So many of the women and men that I talk to struggle with the question of what really counts as rape. It’s a tricky question to answer. Legally, the definition of rape has varied with time and location. And some parts of the definition can sound pretty subjective.
Here are some official definitions for rape, also often called sexual assault, that are in current use:
- The United Nations defines rape as "sexual intercourse without valid consent."
- The World Health Organization defined rape in 2002 as "physically forced or otherwise coerced penetration – even if slight – of the vulva or anus, using a penis, other body parts or an object."
- Just recently the FBI changed their definition from the wildly inadequate, "The carnal knowledge of a female forcibly and against her will," to "The penetration, no matter how slight, of the vagina or anus with any body part or object, or oral penetration by a sex organ of another person, without the consent of the victim."
- Many jurisdictions define rape as sexual intercourse, or other forms of sexual penetration, of one person by another person without the consent of the victim.
What I think is tricky about these definitions is that they tend to be heavy on detail about the specific act, but light on detail about what does and does not constitute consent.
Photo by Richard Potts as cascade_of_rant.

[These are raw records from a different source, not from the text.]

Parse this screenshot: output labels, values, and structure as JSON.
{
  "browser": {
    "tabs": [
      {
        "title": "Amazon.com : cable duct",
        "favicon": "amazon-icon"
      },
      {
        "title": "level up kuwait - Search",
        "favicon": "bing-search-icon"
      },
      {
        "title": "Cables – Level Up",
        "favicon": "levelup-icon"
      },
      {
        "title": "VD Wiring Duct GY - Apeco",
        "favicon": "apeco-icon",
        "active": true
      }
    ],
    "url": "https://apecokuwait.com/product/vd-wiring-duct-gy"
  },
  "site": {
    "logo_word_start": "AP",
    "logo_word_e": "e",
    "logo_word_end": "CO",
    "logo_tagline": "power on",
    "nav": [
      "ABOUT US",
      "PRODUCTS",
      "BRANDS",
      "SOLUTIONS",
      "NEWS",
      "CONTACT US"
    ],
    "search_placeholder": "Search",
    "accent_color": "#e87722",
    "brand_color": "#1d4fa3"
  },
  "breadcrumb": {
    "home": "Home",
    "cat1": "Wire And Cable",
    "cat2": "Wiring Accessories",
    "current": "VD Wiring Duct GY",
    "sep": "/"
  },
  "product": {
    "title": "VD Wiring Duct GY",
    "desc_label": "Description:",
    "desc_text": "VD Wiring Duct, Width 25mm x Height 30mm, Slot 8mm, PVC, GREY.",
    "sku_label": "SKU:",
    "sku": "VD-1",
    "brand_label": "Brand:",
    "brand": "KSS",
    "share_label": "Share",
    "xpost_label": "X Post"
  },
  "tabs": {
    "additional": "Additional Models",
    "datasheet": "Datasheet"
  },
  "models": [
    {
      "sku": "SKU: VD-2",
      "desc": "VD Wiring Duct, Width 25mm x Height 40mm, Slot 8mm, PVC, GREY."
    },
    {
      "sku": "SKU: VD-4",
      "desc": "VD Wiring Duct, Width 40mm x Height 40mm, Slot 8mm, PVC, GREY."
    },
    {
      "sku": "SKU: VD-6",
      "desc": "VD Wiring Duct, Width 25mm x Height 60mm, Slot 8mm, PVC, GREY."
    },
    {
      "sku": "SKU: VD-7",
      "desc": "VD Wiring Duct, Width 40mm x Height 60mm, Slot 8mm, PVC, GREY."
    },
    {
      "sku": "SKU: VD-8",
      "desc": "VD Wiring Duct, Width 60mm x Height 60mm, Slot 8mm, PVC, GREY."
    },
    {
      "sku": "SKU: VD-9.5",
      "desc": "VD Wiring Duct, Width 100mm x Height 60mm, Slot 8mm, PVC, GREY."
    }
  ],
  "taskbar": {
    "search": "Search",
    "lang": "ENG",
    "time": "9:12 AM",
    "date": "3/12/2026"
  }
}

For my purpose, which is helping victims of sexual aggression resolve their trauma, I like to use a definition that is more the opposite: You’ve been raped if you feel like you’ve been raped. That is, it was rape if it was a sexual experience that, at the time, you didn’t want to be having, and hadn't freely agreed to be having.
Yes, I know this is completely unworkable as a legal definition. And I know that the naysayers will have a lot of what if scenarios. So, let me get that out of the way: “What if the alleged victim honestly did something that convinced the alleged perp that she wanted the sexual experience when she didn't?” Well, OK, granted, none of us can be mind readers. But please grant me that there should be some real effort made on the part of the person who initiates the sexual contact to make sure that their partner is fully willing. OK?
I can tell you that I’ve spoken to plenty of people who may have “consented” in one way or another, for one reason or another, and nevertheless found the experience to be traumatic. They feel like they’ve been raped, even if the official definitions don’t acknowledge that they were. If that is you, then know that there is at least one person in the world who is willing to acknowledge that you’ve been raped.
What definition for rape, or sexual assault, do you think makes sense?
Peg Shippert is a psychotherapist in private practice in Boulder, Colorado. She has a deep passion for working with survivors of sexual violence.